■ **ABOUT THIS EXERCISE**: Look through the records, and wherever the string "вещественного" turns up, copy out that line.

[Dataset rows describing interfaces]
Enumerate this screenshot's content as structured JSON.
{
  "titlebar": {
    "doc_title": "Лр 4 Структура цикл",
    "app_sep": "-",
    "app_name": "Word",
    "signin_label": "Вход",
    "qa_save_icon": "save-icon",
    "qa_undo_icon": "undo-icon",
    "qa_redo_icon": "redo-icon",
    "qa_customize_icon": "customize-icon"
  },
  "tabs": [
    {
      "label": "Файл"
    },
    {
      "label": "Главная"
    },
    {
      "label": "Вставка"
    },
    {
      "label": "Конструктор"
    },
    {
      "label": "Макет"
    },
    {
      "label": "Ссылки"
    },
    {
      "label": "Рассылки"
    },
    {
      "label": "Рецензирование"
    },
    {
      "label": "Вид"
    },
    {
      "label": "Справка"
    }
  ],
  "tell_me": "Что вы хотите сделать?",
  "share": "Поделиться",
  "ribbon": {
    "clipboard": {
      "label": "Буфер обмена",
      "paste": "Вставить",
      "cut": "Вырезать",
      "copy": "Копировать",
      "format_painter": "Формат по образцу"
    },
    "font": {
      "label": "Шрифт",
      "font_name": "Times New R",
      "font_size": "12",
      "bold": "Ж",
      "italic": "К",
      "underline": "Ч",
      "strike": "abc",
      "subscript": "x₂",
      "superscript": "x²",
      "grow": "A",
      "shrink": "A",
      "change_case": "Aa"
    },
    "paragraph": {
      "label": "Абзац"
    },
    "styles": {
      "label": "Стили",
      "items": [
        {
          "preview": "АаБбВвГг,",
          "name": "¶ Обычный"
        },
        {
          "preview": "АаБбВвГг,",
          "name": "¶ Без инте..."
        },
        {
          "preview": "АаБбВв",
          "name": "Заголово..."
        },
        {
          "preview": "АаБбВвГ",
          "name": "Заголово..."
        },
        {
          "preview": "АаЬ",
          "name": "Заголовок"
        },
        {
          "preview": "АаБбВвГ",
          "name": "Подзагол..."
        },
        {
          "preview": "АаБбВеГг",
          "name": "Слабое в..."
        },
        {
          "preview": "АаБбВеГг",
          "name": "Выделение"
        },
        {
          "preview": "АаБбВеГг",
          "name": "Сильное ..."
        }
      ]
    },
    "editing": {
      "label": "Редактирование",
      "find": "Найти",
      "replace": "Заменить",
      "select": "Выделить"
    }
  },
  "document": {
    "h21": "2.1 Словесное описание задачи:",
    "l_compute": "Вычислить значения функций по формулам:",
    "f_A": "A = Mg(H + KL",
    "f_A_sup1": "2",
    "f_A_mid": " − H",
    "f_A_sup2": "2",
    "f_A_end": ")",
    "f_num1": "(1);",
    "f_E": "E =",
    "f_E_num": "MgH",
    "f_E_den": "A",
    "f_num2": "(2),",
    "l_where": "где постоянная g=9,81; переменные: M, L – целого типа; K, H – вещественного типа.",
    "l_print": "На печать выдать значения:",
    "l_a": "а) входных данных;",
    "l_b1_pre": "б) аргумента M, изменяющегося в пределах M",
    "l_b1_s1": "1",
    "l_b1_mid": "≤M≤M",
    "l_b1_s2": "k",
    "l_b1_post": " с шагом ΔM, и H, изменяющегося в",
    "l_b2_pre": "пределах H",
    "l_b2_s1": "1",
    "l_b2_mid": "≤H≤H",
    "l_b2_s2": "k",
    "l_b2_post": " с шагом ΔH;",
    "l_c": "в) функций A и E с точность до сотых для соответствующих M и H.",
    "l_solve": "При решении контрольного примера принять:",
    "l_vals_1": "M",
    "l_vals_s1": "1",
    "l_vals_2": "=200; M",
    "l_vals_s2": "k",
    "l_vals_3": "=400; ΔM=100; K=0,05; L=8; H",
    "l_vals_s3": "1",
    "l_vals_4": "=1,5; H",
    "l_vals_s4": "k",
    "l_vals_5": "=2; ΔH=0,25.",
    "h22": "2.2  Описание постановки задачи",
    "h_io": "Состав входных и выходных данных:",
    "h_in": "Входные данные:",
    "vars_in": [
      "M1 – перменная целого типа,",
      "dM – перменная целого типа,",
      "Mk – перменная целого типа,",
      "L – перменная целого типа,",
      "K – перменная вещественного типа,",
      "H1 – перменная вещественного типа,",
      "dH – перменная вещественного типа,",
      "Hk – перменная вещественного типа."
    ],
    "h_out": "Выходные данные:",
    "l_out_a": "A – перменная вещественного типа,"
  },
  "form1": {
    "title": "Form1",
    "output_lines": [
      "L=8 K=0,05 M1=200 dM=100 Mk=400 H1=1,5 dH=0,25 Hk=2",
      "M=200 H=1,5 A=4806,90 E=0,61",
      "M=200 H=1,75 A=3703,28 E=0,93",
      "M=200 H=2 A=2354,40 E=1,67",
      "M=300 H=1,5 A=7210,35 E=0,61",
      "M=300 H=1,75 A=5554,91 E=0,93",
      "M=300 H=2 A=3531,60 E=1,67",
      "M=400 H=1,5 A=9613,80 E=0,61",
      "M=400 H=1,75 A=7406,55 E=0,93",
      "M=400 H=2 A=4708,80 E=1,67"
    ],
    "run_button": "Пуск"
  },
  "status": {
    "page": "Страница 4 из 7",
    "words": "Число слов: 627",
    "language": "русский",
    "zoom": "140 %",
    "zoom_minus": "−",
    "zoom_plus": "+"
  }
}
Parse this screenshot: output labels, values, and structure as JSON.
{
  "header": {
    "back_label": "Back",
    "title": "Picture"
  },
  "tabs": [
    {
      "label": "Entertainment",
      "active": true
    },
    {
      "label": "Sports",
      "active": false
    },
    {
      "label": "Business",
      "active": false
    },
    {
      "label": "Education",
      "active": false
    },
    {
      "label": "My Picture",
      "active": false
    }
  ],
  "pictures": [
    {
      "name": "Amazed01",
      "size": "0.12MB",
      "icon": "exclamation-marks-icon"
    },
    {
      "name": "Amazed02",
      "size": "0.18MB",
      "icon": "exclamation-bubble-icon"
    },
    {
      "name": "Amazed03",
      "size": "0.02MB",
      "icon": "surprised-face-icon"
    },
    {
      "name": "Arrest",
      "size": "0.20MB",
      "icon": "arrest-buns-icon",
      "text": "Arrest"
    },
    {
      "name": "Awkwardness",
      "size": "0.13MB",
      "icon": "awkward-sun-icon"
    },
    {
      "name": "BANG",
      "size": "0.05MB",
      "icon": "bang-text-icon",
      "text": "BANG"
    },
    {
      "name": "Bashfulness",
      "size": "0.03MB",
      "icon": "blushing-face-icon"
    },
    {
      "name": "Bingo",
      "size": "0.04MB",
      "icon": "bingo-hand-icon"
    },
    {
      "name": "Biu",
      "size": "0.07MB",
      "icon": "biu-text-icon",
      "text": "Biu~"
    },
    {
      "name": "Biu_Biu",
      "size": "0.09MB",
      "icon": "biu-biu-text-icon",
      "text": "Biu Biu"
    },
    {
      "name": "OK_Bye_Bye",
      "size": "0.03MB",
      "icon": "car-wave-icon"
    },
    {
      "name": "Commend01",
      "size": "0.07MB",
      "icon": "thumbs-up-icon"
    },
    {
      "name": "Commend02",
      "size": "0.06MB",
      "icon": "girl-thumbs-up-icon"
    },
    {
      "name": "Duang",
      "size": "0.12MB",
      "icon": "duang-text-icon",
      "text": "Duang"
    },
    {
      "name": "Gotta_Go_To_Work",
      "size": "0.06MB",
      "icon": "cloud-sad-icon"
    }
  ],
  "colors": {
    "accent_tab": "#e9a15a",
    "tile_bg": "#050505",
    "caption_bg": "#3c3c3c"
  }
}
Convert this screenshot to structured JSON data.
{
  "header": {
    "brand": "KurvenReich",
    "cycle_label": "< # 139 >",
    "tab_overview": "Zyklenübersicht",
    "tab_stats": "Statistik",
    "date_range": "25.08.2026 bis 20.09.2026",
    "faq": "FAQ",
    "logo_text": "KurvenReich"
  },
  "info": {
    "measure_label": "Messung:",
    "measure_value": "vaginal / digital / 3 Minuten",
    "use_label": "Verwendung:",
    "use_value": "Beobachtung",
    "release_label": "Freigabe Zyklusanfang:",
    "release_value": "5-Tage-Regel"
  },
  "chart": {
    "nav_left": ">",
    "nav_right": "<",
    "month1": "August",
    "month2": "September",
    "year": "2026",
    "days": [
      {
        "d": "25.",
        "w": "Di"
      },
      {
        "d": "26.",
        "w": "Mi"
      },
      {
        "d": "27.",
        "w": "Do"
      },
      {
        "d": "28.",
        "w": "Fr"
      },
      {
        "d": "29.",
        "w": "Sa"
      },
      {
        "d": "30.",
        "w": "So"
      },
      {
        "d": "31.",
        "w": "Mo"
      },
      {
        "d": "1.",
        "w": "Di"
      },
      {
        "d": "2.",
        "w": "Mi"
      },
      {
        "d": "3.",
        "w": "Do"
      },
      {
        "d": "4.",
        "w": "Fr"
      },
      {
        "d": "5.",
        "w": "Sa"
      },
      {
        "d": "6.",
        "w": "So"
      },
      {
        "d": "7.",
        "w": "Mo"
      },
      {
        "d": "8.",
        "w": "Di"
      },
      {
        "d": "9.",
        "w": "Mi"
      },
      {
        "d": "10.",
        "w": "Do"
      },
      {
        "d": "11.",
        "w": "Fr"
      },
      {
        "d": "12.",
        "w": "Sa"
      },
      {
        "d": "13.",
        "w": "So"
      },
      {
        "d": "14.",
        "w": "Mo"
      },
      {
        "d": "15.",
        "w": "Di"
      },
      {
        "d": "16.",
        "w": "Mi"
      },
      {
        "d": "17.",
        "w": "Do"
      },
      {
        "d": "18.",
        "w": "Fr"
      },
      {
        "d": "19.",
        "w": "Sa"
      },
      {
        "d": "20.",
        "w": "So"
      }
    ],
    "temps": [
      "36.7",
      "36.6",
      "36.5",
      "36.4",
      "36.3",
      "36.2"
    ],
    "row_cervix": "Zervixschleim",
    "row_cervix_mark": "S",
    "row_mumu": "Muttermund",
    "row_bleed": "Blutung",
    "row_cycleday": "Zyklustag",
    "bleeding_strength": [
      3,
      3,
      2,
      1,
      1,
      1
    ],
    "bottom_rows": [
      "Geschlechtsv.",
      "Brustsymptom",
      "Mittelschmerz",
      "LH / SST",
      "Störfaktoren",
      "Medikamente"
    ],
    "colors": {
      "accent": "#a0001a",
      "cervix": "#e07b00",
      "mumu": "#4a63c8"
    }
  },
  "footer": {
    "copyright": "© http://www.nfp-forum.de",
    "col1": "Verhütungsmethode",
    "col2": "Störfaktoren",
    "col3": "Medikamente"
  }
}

■ **SOLUTION**:
    "l_where": "где постоянная g=9,81; переменные: M, L – целого типа; K, H – вещественного типа.",
      "K – перменная вещественного типа,",
      "H1 – перменная вещественного типа,",
      "dH – перменная вещественного типа,",
      "Hk – перменная вещественного типа."
    "l_out_a": "A – перменная вещественного типа,"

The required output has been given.